Still, I moved north from the River Gioll to what turned out to be the mountainous realm of Jotenheim. I expected to meet a lot of giants but mostly found the same creatures from previous areas, including a lot of faleryns, who fortunately didn’t seem to be as interested as replicating as they were in the dungeon. Teleport control still doesn’t work, which makes it hard to explore systematically.

The transition to Jotenheim.

After I cleared most of the map, there remained an impenetrable rectangle of mountains and trees. Figuring it must hold something interesting, I used my “Terraforming” ability to change a tree into regular ground. Inside the rectangle was a small building populated by a large foe named Gymir. He had the decency not to kill me in a single blow, but his attacks were capable of doing more than 100 damage each. I quaffed a Potion of Speed and a Potion of Curing and proceeded to kill him in legitimate combat. He left behind Mimming, Freyr’s sword. I’m too weak to wield it.

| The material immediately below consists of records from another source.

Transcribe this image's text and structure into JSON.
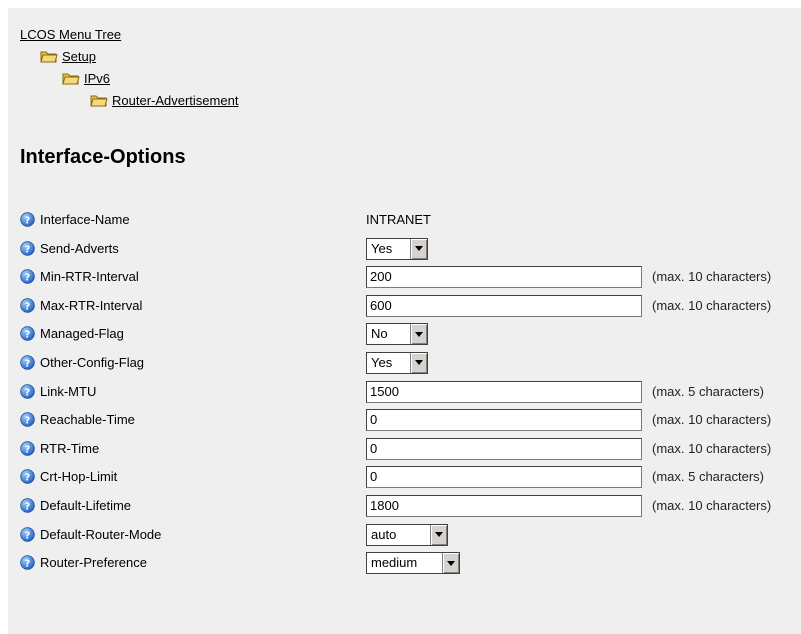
{
  "breadcrumb": {
    "root": "LCOS Menu Tree",
    "items": [
      "Setup",
      "IPv6",
      "Router-Advertisement"
    ]
  },
  "page_title": "Interface-Options",
  "fields": [
    {
      "label": "Interface-Name",
      "type": "text",
      "value": "INTRANET"
    },
    {
      "label": "Send-Adverts",
      "type": "select",
      "value": "Yes"
    },
    {
      "label": "Min-RTR-Interval",
      "type": "input",
      "value": "200",
      "hint": "(max. 10 characters)"
    },
    {
      "label": "Max-RTR-Interval",
      "type": "input",
      "value": "600",
      "hint": "(max. 10 characters)"
    },
    {
      "label": "Managed-Flag",
      "type": "select",
      "value": "No"
    },
    {
      "label": "Other-Config-Flag",
      "type": "select",
      "value": "Yes"
    },
    {
      "label": "Link-MTU",
      "type": "input",
      "value": "1500",
      "hint": "(max. 5 characters)"
    },
    {
      "label": "Reachable-Time",
      "type": "input",
      "value": "0",
      "hint": "(max. 10 characters)"
    },
    {
      "label": "RTR-Time",
      "type": "input",
      "value": "0",
      "hint": "(max. 10 characters)"
    },
    {
      "label": "Crt-Hop-Limit",
      "type": "input",
      "value": "0",
      "hint": "(max. 5 characters)"
    },
    {
      "label": "Default-Lifetime",
      "type": "input",
      "value": "1800",
      "hint": "(max. 10 characters)"
    },
    {
      "label": "Default-Router-Mode",
      "type": "select",
      "value": "auto"
    },
    {
      "label": "Router-Preference",
      "type": "select",
      "value": "medium"
    }
  ],
  "icons": {
    "folder": "folder-icon",
    "help": "help-icon"
  },
  "colors": {
    "background": "#efefef",
    "help_blue": "#2a6fd1"
  }
}
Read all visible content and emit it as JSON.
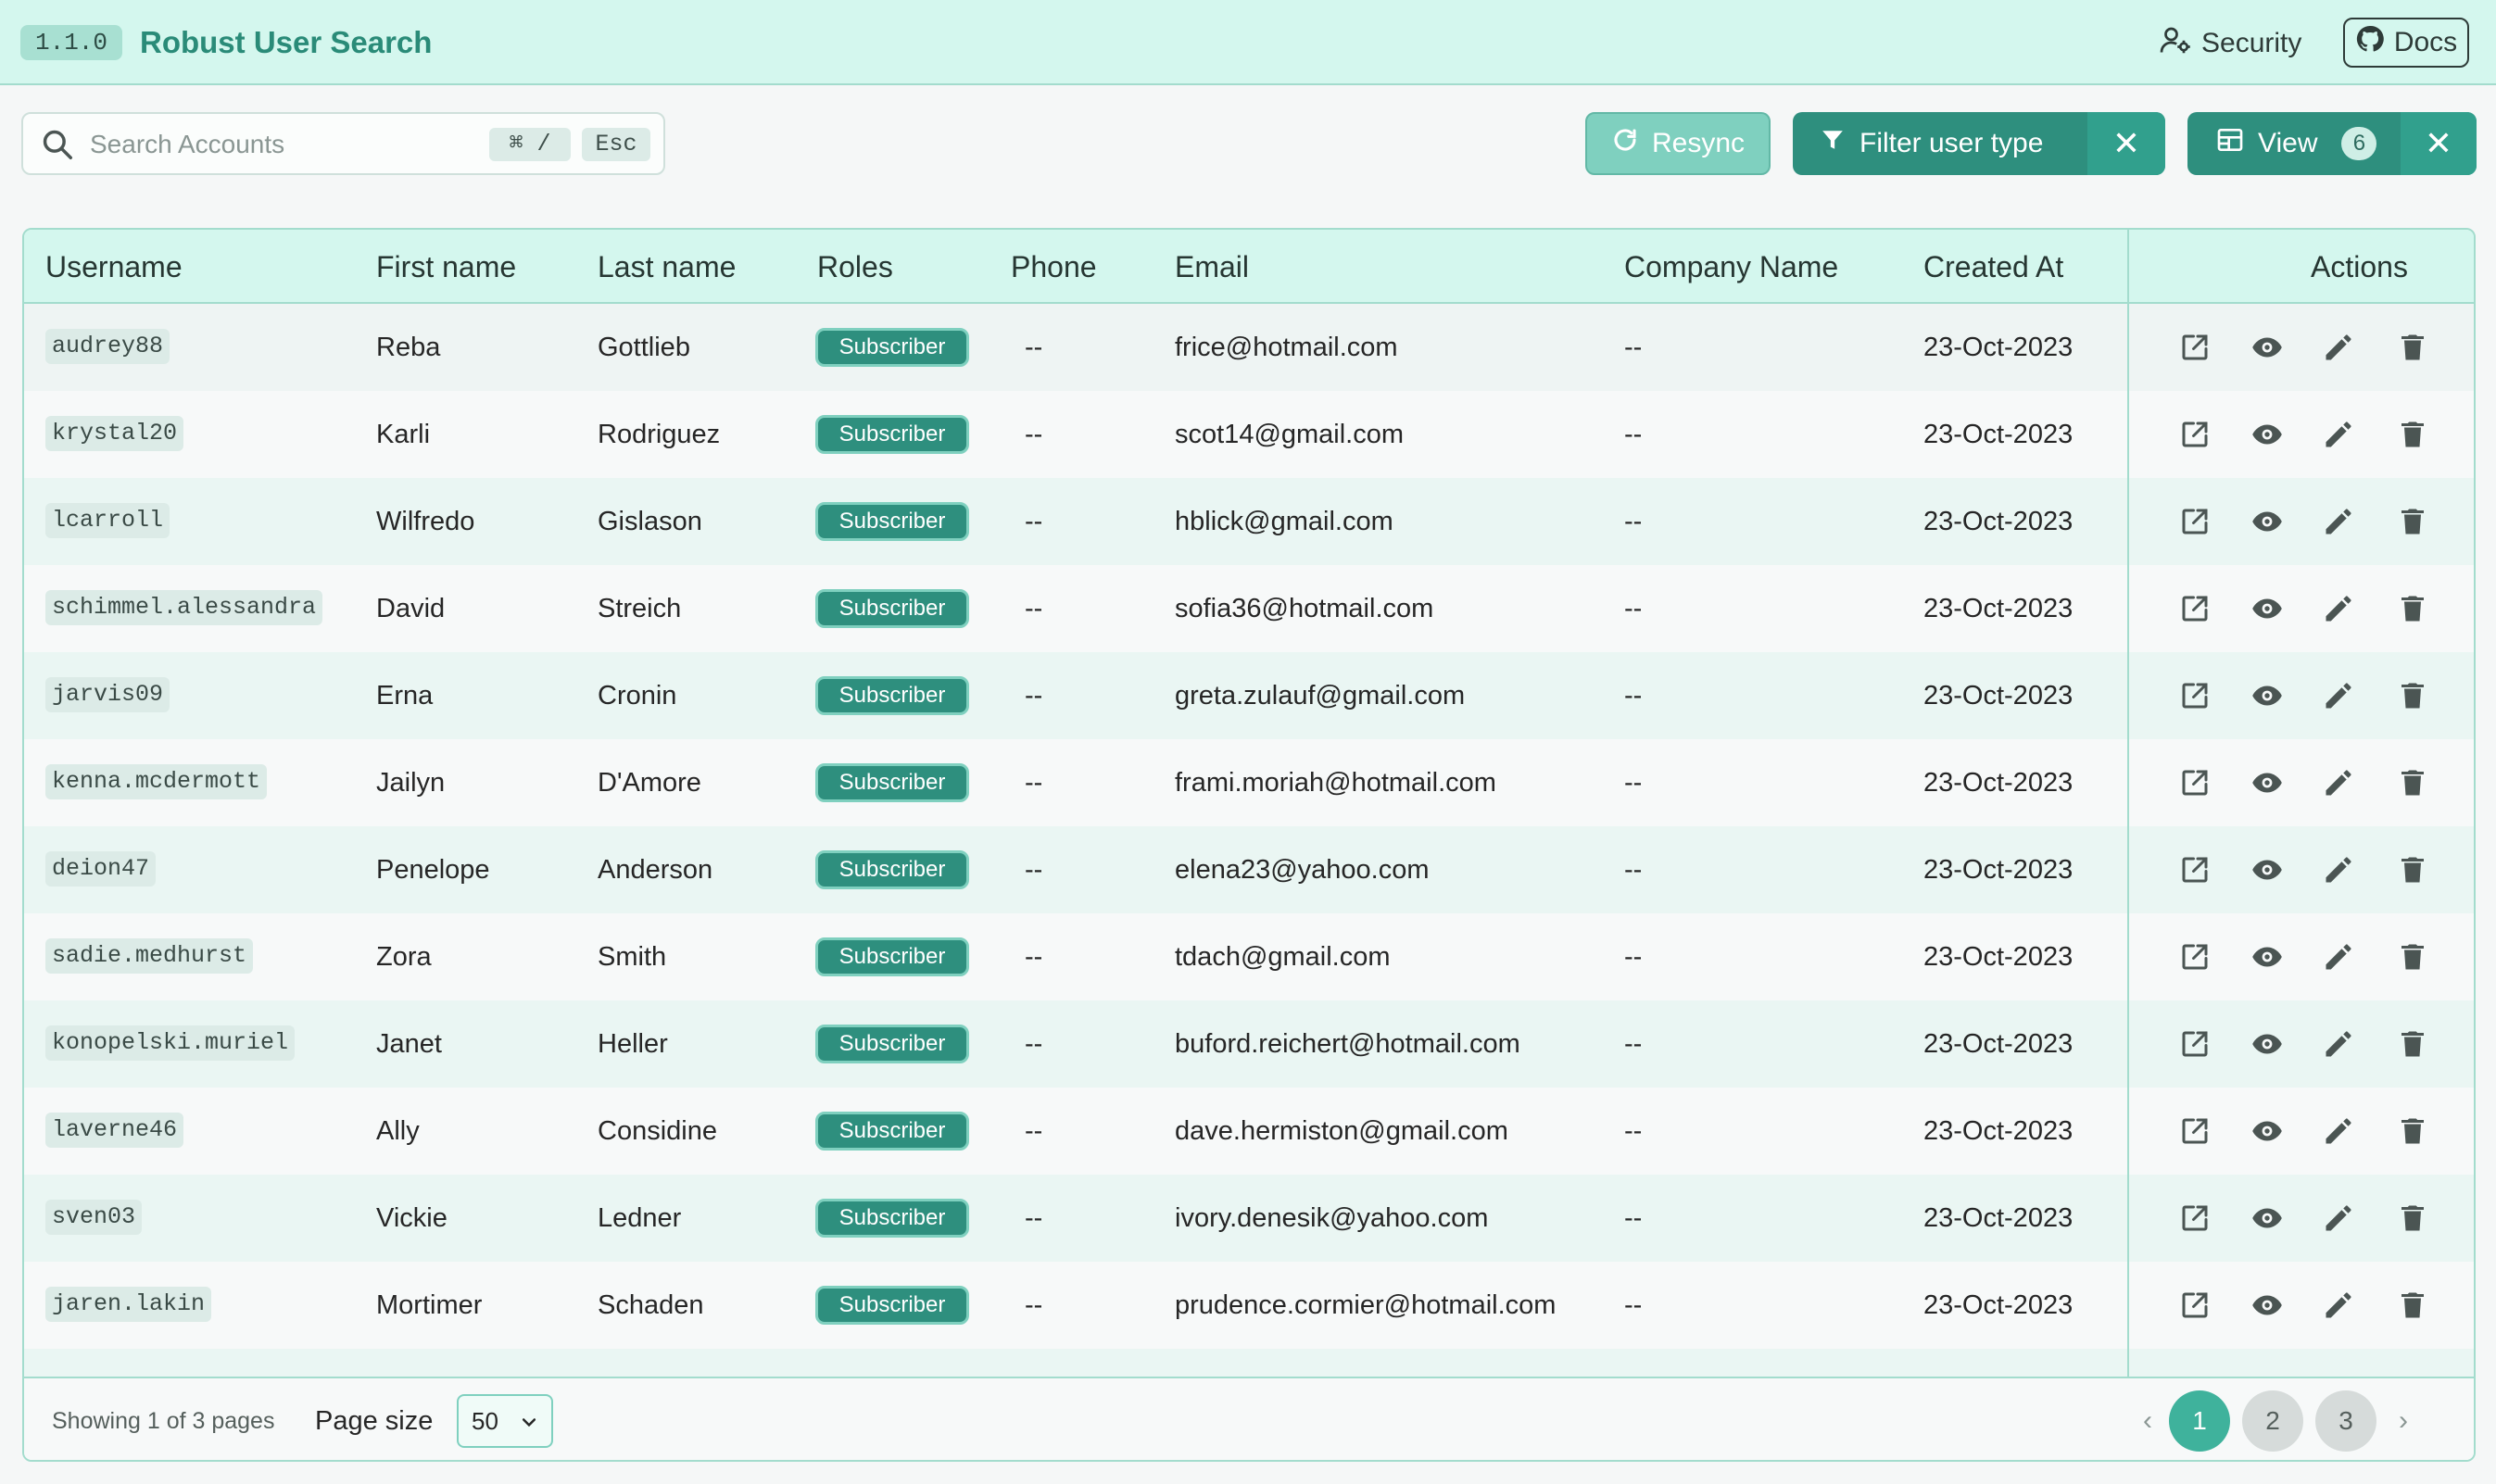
{
  "header": {
    "version": "1.1.0",
    "title": "Robust User Search",
    "security_label": "Security",
    "docs_label": "Docs"
  },
  "toolbar": {
    "search_placeholder": "Search Accounts",
    "search_shortcut": "⌘ /",
    "search_escape": "Esc",
    "resync_label": "Resync",
    "filter_label": "Filter user type",
    "view_label": "View",
    "view_count": "6",
    "clear_symbol": "✕"
  },
  "table": {
    "columns": [
      "Username",
      "First name",
      "Last name",
      "Roles",
      "Phone",
      "Email",
      "Company Name",
      "Created At",
      "Actions"
    ],
    "rows": [
      {
        "username": "audrey88",
        "first": "Reba",
        "last": "Gottlieb",
        "role": "Subscriber",
        "phone": "--",
        "email": "frice@hotmail.com",
        "company": "--",
        "created": "23-Oct-2023"
      },
      {
        "username": "krystal20",
        "first": "Karli",
        "last": "Rodriguez",
        "role": "Subscriber",
        "phone": "--",
        "email": "scot14@gmail.com",
        "company": "--",
        "created": "23-Oct-2023"
      },
      {
        "username": "lcarroll",
        "first": "Wilfredo",
        "last": "Gislason",
        "role": "Subscriber",
        "phone": "--",
        "email": "hblick@gmail.com",
        "company": "--",
        "created": "23-Oct-2023"
      },
      {
        "username": "schimmel.alessandra",
        "first": "David",
        "last": "Streich",
        "role": "Subscriber",
        "phone": "--",
        "email": "sofia36@hotmail.com",
        "company": "--",
        "created": "23-Oct-2023"
      },
      {
        "username": "jarvis09",
        "first": "Erna",
        "last": "Cronin",
        "role": "Subscriber",
        "phone": "--",
        "email": "greta.zulauf@gmail.com",
        "company": "--",
        "created": "23-Oct-2023"
      },
      {
        "username": "kenna.mcdermott",
        "first": "Jailyn",
        "last": "D'Amore",
        "role": "Subscriber",
        "phone": "--",
        "email": "frami.moriah@hotmail.com",
        "company": "--",
        "created": "23-Oct-2023"
      },
      {
        "username": "deion47",
        "first": "Penelope",
        "last": "Anderson",
        "role": "Subscriber",
        "phone": "--",
        "email": "elena23@yahoo.com",
        "company": "--",
        "created": "23-Oct-2023"
      },
      {
        "username": "sadie.medhurst",
        "first": "Zora",
        "last": "Smith",
        "role": "Subscriber",
        "phone": "--",
        "email": "tdach@gmail.com",
        "company": "--",
        "created": "23-Oct-2023"
      },
      {
        "username": "konopelski.muriel",
        "first": "Janet",
        "last": "Heller",
        "role": "Subscriber",
        "phone": "--",
        "email": "buford.reichert@hotmail.com",
        "company": "--",
        "created": "23-Oct-2023"
      },
      {
        "username": "laverne46",
        "first": "Ally",
        "last": "Considine",
        "role": "Subscriber",
        "phone": "--",
        "email": "dave.hermiston@gmail.com",
        "company": "--",
        "created": "23-Oct-2023"
      },
      {
        "username": "sven03",
        "first": "Vickie",
        "last": "Ledner",
        "role": "Subscriber",
        "phone": "--",
        "email": "ivory.denesik@yahoo.com",
        "company": "--",
        "created": "23-Oct-2023"
      },
      {
        "username": "jaren.lakin",
        "first": "Mortimer",
        "last": "Schaden",
        "role": "Subscriber",
        "phone": "--",
        "email": "prudence.cormier@hotmail.com",
        "company": "--",
        "created": "23-Oct-2023"
      },
      {
        "username": "",
        "first": "",
        "last": "",
        "role": "",
        "phone": "",
        "email": "",
        "company": "",
        "created": ""
      }
    ],
    "row_actions": [
      "open-external-icon",
      "eye-icon",
      "pencil-icon",
      "trash-icon"
    ]
  },
  "footer": {
    "showing_text": "Showing 1 of 3 pages",
    "page_size_label": "Page size",
    "page_size_value": "50",
    "pages": [
      "1",
      "2",
      "3"
    ],
    "current_page": "1",
    "prev_symbol": "‹",
    "next_symbol": "›"
  },
  "colors": {
    "accent": "#2e8f7e",
    "header_bg": "#d4f7ee",
    "border": "#a3dccd",
    "title": "#2a8b78"
  }
}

My character doesn’t just chop down trees; he changes the very nature of the landscape.

Jotenheim continued for two maps to the north. To the north of that was “Mimer’s Realm,” a map of mountains, lava pools, and fog. A new monster called “iridorns” were introduced. They can kill in a single hit by ripping off your head, although they die pretty easily if you can strike them first.
With Mimer’s Realm, I found Mimer’s Well, mentioned in the backstory as the residence of the serpent Aspenth, the transformed version of Gjall, Heimdall’s horn. But I need the “Swimming” ability to navigate there and I don’t have it yet.

My character at the end of this session.

At some point, while exploring Jotenheim, Heimdall’s voice bellowed from the sky:

O great heroes of the world! I must have Gjall to rally the forces of good. Time begins to grow short. The sea rages with the anger of Jormungand. The earth quakes mightily. Loki seems ready to burst his bonds. The moon and sun shall soon be swallowed by the mighty wolves Fenrir and Garm. Surtr is honing his sword of destruction. The evil ones are gathering their forces.

To speed you in your quest, I will use my powers over nature. The lesser creatures of the realm shall grow weary and despair. They shall no longer wish to battle against your might.

This announcement suggests the game has a time limit (and also that Heimdall just removed my ability to easily grind). I’m going to explore to the north a little further, but if nothing pans out, I’ll use my Wand of Wishes for Scrolls of Knowledge and see if I can pick up the swimming ability. At this point, I have three of the six quest items. If I can get one more, it might be worth heading to Asgard.

Time so far: 15 hours


B.A.T. II: The Koshan Conspiracy was going to be next, but I’m not sure how it got on my list in the first place. None of my sources call it an RPG, not even a hybrid. I can’t find evidence that any commenter defended it as an RPG. I’m dumping it unless someone can make a persuasive case. The Adventure Gamer already covered it if you really need to read about it.

That means we get to our first random roll for the next game on the list! Pulling up the list, adding a “Random” column, filtering out games I’ve already played or rejected, we get . . . Xenus II: White Gold (2008). But of course I’m not going to play a game before its predecessor, which in this case is Boiling Point: Road to Hell (2005). That’s also the first game on my list from Ukraine. I can’t find mention of any other necessary precursors. But I’m just kidding because I’m not going to let myself jump that far ahead in one go. The actual next game needs to be in the next year I have not yet played, and a random selection from that year brings us to Shadowkeep 1: The Search by the same author as the Bandor series. Meanwhile, Planet’s Edge gets moved up a notch to Game 358, but I’m having trouble with that one. DOSBox crashes every time I try to leave the intro screen. So the real next game might be Ishar while I try to solve that problem.

Original URL: http://crpgaddict.blogspot.com/2020/02/ragnarok-gods-and-giants.html